Task to complete:
Out of the records below, copy all lines in which the word "frame" occurs.

------------------------------

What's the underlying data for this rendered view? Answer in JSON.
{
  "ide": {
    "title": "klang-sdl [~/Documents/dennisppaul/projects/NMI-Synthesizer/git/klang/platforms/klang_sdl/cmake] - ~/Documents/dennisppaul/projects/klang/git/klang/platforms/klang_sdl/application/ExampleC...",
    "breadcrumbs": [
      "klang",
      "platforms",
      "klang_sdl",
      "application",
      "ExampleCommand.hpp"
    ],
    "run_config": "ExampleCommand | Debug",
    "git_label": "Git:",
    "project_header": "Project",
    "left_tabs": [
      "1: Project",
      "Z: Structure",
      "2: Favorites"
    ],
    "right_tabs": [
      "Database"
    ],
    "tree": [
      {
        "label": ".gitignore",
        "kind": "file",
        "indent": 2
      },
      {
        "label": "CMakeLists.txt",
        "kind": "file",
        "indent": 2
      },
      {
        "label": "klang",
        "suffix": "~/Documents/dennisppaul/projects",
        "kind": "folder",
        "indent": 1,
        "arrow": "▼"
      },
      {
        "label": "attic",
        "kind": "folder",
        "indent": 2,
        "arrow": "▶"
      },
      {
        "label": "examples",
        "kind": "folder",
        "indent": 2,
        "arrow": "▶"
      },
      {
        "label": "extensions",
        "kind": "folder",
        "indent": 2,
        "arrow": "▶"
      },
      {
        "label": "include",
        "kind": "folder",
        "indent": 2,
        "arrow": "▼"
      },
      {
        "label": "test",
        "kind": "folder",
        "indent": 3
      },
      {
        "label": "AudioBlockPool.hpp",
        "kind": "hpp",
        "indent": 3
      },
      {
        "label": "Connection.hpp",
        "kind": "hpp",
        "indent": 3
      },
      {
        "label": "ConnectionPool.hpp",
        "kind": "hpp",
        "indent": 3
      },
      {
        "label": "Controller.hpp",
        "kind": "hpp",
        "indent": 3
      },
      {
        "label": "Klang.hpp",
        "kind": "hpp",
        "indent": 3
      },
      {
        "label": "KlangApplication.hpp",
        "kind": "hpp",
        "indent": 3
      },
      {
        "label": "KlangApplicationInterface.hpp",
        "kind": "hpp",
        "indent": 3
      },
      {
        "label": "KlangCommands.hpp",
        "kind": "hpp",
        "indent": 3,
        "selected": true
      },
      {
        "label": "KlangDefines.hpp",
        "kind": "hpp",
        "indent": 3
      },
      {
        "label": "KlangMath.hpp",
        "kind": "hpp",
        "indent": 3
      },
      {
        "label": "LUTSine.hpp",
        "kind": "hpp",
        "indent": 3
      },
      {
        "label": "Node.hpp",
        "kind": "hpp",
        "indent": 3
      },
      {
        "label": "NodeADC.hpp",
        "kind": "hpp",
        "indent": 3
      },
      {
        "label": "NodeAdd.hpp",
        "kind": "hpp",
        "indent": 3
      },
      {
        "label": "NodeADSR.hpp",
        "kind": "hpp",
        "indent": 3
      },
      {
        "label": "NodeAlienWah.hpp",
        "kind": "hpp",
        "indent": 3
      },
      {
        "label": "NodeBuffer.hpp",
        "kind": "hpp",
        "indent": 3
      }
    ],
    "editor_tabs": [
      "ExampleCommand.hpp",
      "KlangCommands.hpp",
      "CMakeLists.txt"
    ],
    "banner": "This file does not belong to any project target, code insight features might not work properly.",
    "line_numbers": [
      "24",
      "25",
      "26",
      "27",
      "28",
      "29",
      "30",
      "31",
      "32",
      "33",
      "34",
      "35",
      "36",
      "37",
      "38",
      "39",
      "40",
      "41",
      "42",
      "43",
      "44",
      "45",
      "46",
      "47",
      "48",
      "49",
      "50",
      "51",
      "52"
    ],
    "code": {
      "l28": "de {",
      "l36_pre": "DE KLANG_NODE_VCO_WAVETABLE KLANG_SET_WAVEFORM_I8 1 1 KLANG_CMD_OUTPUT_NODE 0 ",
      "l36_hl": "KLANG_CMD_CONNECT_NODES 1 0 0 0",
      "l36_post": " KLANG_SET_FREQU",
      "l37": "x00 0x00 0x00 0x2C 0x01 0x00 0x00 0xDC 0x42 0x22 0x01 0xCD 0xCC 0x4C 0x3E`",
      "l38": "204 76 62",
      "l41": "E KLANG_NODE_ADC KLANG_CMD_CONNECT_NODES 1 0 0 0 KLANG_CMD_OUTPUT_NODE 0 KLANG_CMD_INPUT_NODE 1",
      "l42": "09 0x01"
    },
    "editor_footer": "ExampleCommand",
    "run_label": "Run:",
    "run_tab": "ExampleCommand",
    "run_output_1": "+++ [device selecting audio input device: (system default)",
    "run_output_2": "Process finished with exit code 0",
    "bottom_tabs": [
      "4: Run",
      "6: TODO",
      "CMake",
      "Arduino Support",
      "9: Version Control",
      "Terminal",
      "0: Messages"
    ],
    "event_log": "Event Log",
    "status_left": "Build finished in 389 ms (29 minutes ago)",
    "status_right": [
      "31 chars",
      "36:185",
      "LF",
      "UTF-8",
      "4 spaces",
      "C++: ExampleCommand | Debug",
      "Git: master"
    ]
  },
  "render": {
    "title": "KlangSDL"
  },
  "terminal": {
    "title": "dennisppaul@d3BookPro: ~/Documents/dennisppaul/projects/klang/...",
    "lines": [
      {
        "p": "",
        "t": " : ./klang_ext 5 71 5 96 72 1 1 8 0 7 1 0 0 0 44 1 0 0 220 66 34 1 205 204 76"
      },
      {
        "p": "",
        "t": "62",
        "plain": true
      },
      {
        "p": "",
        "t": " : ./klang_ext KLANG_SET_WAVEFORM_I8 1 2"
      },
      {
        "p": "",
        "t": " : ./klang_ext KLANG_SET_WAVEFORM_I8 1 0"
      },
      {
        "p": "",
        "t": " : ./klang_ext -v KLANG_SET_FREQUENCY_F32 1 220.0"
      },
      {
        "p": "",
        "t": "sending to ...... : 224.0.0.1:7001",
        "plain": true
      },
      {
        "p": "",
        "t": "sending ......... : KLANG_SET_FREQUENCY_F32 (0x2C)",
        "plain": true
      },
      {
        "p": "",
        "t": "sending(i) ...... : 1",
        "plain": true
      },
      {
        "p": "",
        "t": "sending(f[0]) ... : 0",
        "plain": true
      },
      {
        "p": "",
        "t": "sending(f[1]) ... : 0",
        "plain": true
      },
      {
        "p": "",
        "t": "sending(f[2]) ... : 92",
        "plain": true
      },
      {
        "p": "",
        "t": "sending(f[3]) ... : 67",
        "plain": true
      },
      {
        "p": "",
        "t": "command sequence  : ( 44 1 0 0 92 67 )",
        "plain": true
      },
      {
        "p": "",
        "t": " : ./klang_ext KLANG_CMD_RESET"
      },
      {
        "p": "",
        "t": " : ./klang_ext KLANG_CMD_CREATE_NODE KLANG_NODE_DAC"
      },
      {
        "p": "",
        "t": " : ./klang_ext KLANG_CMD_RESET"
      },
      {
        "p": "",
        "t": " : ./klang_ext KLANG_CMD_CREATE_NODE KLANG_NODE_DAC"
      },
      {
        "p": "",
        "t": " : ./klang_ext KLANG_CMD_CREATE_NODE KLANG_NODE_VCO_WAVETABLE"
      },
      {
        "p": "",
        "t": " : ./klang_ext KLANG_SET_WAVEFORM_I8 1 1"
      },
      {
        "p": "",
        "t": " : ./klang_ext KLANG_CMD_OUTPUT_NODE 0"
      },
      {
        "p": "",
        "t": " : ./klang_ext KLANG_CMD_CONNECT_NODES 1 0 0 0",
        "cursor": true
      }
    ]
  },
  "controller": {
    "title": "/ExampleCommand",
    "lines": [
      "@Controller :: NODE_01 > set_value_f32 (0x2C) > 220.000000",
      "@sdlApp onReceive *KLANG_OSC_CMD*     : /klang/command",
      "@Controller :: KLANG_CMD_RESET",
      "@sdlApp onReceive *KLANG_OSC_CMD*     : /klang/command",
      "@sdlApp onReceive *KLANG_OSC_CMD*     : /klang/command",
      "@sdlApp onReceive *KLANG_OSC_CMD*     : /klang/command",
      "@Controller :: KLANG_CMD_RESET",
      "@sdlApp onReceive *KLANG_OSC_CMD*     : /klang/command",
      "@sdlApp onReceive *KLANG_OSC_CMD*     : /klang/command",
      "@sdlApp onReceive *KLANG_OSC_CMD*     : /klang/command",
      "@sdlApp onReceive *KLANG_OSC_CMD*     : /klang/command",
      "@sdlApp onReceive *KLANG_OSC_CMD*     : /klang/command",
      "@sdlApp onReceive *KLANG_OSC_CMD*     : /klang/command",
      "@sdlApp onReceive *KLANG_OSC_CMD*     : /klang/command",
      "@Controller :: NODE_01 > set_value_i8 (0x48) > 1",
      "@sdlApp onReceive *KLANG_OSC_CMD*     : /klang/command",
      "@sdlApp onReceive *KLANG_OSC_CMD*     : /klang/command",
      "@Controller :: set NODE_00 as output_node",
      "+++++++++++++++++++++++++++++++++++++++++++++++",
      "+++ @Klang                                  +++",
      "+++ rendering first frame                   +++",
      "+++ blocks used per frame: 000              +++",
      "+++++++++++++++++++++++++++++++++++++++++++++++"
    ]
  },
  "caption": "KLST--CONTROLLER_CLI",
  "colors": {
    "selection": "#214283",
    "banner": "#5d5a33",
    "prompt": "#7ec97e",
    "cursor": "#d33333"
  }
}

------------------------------

Your response:
      "+++ rendering first frame                   +++",
      "+++ blocks used per frame: 000              +++",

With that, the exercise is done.